## Description of the task
From the entries below, return every line that includes the word "JSON".

## Dataset records
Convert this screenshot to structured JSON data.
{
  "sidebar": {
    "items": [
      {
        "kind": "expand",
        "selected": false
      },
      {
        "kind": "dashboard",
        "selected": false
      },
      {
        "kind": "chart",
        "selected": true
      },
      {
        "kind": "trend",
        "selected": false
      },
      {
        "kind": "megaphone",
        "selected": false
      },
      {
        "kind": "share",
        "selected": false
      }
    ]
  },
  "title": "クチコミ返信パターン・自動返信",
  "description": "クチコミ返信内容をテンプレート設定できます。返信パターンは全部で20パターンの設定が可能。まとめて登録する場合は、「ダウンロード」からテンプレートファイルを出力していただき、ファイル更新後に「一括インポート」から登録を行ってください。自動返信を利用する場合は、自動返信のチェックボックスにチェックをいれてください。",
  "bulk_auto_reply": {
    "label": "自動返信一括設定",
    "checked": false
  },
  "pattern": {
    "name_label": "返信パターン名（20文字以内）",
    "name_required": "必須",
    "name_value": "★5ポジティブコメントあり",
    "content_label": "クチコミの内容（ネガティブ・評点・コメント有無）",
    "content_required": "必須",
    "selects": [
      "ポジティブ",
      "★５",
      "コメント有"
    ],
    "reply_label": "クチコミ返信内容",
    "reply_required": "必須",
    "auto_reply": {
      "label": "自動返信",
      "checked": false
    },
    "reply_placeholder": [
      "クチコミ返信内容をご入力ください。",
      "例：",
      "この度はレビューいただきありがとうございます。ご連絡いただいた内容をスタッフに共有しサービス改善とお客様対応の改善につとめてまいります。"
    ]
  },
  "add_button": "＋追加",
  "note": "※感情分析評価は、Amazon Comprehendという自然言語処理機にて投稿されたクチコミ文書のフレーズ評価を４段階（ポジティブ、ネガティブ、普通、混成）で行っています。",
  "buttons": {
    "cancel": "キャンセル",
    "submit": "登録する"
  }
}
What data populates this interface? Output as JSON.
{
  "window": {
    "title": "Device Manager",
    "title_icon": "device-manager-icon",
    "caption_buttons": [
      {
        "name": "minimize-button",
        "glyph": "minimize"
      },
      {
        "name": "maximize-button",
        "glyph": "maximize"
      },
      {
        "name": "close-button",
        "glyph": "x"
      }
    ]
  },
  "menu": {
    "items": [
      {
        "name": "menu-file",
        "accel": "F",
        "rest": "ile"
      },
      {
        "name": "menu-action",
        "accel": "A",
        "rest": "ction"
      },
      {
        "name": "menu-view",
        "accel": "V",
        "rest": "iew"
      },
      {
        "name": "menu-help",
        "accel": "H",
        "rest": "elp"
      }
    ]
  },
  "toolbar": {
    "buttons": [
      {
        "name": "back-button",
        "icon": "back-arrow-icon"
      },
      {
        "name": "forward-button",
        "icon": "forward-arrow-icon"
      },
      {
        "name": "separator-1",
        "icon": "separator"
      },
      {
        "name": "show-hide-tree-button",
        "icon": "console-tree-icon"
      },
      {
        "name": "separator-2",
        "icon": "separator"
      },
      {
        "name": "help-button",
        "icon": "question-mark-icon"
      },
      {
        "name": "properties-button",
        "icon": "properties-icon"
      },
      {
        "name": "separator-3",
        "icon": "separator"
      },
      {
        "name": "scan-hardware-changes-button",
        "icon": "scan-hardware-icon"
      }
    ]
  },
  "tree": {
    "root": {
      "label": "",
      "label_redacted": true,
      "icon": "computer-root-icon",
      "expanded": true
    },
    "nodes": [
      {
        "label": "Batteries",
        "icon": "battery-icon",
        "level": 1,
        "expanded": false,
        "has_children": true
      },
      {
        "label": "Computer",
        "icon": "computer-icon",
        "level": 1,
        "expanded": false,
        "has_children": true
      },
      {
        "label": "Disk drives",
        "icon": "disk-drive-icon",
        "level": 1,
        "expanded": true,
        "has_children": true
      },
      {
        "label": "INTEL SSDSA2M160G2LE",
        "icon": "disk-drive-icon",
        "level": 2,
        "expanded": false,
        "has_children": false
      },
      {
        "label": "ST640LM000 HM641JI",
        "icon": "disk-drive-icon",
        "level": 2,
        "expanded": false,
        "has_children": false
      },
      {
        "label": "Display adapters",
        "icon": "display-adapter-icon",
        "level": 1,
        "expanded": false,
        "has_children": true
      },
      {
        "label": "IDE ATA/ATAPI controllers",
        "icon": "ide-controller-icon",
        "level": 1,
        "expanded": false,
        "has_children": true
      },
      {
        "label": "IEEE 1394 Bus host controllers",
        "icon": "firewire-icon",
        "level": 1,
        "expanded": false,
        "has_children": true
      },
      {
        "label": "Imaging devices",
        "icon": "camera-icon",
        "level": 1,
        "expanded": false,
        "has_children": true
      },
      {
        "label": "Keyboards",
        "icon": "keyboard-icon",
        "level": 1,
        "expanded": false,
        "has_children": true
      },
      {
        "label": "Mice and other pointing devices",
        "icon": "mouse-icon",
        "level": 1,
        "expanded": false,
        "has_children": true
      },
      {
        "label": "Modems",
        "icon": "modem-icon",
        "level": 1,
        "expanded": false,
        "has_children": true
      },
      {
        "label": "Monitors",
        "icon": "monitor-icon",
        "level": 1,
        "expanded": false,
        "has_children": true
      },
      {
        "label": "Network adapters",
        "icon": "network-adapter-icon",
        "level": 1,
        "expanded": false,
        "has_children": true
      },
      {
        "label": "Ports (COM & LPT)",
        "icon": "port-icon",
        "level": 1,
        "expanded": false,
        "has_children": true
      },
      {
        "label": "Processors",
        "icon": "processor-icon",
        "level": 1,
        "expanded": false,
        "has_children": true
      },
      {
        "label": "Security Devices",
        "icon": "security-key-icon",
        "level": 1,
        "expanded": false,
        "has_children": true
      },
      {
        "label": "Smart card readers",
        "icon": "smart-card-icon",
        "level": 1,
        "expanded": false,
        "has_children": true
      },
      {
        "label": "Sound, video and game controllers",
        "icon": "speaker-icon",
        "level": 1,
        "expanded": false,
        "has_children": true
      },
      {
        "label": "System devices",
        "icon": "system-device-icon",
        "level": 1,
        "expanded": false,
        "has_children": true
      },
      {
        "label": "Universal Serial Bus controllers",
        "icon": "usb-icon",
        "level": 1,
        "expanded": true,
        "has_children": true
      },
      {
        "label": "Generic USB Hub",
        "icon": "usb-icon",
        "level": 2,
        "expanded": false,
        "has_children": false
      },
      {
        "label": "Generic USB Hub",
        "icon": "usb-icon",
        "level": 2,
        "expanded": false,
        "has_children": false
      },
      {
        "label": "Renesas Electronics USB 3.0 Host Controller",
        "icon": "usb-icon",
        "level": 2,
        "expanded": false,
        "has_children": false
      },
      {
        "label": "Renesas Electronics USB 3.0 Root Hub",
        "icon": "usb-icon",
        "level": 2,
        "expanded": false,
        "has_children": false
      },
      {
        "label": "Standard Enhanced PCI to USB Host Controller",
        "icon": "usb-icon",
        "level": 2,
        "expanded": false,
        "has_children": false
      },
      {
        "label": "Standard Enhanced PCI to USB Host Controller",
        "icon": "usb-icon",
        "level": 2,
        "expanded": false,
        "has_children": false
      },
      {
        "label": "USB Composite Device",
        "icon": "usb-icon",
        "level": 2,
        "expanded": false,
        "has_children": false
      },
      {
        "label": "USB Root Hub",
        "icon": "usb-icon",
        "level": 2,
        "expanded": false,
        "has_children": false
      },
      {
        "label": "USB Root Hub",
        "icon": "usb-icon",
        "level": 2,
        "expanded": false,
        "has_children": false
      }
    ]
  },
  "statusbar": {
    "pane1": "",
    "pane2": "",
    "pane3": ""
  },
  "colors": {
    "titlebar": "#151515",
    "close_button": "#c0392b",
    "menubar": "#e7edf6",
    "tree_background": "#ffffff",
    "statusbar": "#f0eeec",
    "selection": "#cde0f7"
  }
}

## Final answer
Convert this screenshot to structured JSON data.
What data populates this interface? Output as JSON.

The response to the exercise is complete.